== SUPPLIED INFORMATION ==

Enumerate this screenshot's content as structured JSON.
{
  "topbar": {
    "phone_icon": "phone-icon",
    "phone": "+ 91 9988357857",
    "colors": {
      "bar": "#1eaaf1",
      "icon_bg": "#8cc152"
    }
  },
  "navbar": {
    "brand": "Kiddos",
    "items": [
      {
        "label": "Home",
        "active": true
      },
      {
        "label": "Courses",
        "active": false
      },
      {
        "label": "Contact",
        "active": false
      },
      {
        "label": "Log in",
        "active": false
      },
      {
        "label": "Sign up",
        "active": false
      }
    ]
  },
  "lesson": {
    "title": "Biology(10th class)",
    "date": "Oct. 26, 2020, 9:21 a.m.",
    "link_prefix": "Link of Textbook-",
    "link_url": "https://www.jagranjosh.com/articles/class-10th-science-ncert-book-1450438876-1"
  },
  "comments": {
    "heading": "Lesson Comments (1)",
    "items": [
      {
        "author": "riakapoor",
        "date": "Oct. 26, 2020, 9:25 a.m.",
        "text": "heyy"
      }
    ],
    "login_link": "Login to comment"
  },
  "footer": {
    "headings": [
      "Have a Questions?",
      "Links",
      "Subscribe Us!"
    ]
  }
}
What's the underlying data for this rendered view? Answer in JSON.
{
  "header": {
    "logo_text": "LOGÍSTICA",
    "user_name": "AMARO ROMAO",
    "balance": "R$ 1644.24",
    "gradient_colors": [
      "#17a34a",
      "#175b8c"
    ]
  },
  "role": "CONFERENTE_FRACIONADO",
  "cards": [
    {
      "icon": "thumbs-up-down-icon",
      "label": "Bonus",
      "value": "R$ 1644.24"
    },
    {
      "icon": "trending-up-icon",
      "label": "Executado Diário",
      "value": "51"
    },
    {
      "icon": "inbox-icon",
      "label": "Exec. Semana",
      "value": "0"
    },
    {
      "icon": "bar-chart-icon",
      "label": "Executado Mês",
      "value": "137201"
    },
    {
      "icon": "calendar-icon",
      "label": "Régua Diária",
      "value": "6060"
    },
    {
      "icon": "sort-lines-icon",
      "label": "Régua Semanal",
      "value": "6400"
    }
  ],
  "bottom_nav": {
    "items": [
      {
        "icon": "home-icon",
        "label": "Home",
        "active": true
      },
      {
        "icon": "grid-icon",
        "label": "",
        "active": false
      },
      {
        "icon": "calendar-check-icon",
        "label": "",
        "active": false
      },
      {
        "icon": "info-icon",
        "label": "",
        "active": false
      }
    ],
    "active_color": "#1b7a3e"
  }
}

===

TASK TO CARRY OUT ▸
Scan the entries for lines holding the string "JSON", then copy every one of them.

EXERCISE RESPONSE ▸
Enumerate this screenshot's content as structured JSON.
What's the underlying data for this rendered view? Answer in JSON.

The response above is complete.